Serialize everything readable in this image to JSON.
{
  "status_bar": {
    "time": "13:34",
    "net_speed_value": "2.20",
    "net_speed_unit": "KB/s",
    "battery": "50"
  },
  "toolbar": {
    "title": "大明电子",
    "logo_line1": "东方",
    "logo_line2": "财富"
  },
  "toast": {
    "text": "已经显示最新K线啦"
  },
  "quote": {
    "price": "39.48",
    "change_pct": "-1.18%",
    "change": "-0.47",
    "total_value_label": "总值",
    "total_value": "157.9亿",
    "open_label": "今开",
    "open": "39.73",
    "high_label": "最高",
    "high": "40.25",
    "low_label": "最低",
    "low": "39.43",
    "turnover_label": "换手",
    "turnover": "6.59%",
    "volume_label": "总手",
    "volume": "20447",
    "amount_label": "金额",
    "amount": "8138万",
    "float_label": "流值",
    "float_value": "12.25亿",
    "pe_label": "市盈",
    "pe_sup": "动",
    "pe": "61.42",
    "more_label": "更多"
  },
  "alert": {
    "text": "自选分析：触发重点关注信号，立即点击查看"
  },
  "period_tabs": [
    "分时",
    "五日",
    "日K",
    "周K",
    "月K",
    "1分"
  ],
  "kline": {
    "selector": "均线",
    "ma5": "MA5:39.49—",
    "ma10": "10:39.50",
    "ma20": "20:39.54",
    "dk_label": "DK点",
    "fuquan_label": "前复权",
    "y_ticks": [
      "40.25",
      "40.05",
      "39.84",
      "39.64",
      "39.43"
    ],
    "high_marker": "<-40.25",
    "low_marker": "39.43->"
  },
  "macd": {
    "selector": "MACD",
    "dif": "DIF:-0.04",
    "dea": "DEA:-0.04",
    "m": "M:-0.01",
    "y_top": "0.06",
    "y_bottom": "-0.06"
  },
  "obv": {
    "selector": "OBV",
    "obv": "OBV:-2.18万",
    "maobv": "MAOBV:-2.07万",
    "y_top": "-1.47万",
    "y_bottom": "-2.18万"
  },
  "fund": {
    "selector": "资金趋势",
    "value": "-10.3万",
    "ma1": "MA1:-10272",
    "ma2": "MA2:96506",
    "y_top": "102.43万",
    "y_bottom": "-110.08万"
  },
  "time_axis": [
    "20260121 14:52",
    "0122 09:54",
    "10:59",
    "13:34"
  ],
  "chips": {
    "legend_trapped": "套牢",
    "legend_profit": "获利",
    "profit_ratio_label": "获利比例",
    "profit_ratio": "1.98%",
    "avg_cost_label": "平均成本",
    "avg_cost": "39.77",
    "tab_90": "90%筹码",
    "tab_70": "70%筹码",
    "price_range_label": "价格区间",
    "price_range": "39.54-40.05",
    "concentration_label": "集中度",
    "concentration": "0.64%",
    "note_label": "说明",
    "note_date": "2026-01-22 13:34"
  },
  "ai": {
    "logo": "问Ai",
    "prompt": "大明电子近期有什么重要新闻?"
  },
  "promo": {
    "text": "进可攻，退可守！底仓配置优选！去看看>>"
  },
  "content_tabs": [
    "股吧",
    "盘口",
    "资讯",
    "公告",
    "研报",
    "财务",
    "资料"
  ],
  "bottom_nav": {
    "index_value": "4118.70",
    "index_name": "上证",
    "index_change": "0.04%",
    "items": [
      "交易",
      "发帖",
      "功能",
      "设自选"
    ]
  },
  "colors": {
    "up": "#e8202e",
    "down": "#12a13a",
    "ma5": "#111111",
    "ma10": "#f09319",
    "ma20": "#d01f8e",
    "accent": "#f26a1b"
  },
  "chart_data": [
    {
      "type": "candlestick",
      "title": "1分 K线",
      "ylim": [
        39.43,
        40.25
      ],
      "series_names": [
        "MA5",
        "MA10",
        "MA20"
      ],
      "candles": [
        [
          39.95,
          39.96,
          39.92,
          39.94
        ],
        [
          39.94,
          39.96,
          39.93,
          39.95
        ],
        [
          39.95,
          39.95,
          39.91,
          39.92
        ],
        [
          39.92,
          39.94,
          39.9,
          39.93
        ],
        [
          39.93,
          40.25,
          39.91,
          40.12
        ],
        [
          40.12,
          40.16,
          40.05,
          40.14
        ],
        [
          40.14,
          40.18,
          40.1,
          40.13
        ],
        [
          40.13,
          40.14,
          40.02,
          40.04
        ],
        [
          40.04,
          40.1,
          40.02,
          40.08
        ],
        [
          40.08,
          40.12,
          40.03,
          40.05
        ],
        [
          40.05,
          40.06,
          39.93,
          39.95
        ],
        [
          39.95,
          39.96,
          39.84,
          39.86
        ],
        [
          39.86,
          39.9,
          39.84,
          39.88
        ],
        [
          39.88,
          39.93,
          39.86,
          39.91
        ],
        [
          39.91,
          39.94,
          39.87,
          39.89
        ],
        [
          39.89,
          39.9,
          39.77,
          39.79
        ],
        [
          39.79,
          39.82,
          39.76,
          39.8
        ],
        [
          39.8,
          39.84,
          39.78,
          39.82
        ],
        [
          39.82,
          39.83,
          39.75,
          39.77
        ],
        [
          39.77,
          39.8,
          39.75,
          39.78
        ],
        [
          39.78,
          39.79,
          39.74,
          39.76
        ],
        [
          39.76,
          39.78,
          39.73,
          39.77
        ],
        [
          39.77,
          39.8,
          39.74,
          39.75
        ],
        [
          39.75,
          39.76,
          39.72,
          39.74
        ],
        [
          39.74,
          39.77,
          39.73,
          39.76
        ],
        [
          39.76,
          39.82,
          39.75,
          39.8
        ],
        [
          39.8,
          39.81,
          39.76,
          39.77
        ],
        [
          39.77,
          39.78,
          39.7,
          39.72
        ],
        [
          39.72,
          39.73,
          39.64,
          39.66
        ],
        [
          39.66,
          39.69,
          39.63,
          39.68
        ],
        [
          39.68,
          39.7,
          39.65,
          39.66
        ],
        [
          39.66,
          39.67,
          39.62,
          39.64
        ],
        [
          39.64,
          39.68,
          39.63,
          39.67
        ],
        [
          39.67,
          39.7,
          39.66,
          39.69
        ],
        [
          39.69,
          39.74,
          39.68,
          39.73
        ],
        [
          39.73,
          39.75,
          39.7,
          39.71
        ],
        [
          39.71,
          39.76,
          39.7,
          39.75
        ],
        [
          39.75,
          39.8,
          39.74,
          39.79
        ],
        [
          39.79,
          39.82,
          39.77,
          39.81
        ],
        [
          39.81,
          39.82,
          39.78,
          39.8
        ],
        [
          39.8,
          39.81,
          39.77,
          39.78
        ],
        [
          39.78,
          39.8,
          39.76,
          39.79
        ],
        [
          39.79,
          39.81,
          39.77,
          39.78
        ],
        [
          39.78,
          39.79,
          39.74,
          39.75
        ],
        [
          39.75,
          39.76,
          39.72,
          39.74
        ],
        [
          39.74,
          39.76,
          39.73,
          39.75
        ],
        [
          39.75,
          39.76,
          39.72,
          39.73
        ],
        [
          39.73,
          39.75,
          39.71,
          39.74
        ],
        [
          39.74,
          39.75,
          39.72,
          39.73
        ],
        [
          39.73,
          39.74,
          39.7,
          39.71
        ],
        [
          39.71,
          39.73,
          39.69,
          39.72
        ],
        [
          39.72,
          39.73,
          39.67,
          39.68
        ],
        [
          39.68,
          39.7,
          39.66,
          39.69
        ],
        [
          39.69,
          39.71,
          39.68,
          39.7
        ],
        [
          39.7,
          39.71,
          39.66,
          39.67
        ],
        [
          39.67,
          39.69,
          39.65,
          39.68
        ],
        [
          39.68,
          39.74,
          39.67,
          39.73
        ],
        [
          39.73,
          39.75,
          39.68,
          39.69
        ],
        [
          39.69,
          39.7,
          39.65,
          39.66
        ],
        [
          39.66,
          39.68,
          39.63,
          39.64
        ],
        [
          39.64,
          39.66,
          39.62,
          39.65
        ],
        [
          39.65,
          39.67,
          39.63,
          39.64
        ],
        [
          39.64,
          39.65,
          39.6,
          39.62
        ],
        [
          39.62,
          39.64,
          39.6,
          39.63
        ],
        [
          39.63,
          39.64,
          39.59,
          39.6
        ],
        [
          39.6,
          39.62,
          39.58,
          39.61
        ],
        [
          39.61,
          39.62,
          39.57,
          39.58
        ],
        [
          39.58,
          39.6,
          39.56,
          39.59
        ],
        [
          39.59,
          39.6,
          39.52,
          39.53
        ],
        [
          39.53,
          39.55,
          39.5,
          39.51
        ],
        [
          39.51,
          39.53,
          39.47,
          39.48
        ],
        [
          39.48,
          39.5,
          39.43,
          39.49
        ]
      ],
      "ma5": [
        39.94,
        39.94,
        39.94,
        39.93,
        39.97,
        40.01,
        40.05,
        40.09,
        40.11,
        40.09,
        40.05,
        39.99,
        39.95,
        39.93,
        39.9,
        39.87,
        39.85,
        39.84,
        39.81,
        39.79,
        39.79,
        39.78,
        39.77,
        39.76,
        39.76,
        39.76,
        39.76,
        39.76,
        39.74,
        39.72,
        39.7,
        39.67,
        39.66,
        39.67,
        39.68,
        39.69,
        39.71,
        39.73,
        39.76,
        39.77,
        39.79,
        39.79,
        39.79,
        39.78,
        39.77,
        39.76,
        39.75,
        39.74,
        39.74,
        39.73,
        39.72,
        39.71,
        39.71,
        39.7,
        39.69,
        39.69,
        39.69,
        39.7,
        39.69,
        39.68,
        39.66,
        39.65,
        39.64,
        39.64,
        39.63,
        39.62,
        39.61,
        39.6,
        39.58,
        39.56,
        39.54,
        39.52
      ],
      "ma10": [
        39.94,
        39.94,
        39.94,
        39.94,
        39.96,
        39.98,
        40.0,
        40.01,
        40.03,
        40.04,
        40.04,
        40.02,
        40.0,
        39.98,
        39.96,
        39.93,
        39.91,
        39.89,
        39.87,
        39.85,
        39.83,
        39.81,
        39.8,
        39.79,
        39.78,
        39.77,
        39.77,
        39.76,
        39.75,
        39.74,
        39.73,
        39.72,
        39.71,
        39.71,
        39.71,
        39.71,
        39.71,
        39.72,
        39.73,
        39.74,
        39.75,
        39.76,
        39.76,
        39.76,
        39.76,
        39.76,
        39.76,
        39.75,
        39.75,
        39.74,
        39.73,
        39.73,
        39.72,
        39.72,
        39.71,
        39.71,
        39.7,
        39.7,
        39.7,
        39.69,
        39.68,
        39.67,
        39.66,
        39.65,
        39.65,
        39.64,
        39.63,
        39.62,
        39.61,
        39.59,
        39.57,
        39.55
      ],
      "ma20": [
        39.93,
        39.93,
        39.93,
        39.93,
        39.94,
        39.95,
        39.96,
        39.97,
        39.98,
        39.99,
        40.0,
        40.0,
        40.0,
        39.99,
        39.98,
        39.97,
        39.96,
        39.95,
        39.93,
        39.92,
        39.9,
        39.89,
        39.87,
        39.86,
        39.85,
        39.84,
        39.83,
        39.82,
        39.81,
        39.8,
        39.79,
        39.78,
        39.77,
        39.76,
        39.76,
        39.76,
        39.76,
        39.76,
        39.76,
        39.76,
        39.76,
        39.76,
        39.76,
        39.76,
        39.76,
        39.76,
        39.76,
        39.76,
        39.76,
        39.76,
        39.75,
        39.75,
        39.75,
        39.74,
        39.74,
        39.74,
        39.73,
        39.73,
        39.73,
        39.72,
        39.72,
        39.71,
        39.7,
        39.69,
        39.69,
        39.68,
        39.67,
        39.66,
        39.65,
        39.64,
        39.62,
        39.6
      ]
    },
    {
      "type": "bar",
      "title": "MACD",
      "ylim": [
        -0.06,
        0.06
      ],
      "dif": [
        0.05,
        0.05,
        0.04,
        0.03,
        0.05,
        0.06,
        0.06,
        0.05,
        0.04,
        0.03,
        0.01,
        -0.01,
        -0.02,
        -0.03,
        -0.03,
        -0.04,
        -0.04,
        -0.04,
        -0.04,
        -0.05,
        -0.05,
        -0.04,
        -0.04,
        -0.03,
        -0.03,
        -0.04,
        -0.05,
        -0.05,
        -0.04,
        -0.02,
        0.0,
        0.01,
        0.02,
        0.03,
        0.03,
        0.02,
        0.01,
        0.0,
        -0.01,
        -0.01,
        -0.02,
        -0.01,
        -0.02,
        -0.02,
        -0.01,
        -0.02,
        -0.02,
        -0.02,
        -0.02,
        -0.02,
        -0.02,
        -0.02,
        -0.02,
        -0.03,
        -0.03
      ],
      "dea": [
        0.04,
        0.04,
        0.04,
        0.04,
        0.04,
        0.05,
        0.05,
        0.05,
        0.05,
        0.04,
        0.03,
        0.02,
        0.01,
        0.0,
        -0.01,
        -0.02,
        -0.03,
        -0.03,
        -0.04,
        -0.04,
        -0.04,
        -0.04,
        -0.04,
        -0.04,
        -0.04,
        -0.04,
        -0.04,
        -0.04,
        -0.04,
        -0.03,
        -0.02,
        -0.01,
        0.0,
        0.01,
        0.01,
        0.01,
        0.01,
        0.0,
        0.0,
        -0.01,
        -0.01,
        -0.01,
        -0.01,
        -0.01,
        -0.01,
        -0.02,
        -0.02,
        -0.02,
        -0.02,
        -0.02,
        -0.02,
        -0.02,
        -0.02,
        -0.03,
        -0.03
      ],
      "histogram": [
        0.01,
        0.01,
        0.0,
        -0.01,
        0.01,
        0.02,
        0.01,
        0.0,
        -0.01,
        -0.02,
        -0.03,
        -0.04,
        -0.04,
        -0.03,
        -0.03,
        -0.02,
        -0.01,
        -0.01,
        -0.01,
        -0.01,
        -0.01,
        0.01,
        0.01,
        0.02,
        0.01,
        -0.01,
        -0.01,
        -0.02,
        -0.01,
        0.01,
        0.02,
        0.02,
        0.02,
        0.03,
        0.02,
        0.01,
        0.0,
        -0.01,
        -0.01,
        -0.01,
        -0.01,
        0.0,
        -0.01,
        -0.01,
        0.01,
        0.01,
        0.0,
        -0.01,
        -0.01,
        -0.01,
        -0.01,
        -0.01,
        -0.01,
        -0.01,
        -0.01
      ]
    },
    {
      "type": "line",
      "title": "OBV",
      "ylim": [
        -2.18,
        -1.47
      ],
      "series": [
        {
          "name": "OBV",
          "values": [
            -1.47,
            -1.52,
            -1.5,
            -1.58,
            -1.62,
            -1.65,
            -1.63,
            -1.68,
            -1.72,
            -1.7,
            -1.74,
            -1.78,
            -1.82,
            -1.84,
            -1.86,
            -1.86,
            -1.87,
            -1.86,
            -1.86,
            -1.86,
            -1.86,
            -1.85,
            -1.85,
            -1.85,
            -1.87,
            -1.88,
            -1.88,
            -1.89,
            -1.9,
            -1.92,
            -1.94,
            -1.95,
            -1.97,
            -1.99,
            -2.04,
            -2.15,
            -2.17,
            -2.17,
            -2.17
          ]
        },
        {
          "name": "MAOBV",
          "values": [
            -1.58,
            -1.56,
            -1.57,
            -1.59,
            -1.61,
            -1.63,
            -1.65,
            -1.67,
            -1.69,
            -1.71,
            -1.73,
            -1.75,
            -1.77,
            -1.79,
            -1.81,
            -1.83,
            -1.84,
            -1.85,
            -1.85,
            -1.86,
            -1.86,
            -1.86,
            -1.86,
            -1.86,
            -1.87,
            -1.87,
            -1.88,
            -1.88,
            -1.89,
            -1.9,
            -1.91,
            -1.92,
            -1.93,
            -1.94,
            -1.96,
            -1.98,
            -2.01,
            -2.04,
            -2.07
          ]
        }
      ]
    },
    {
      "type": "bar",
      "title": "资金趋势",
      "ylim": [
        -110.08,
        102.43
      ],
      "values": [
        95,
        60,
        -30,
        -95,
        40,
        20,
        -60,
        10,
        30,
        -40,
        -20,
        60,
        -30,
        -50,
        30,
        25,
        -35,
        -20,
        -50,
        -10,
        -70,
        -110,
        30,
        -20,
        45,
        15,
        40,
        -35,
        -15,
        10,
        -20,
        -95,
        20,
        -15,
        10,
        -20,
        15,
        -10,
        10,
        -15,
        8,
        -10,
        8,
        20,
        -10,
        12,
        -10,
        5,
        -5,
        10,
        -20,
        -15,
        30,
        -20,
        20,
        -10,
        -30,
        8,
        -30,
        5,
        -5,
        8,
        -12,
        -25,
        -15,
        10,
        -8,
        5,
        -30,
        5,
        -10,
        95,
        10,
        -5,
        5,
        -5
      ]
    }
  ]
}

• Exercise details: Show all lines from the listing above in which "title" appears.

• Exercise response:
    "title": "大明电子",
      "title": "1分 K线",
      "title": "MACD",
      "title": "OBV",
      "title": "资金趋势",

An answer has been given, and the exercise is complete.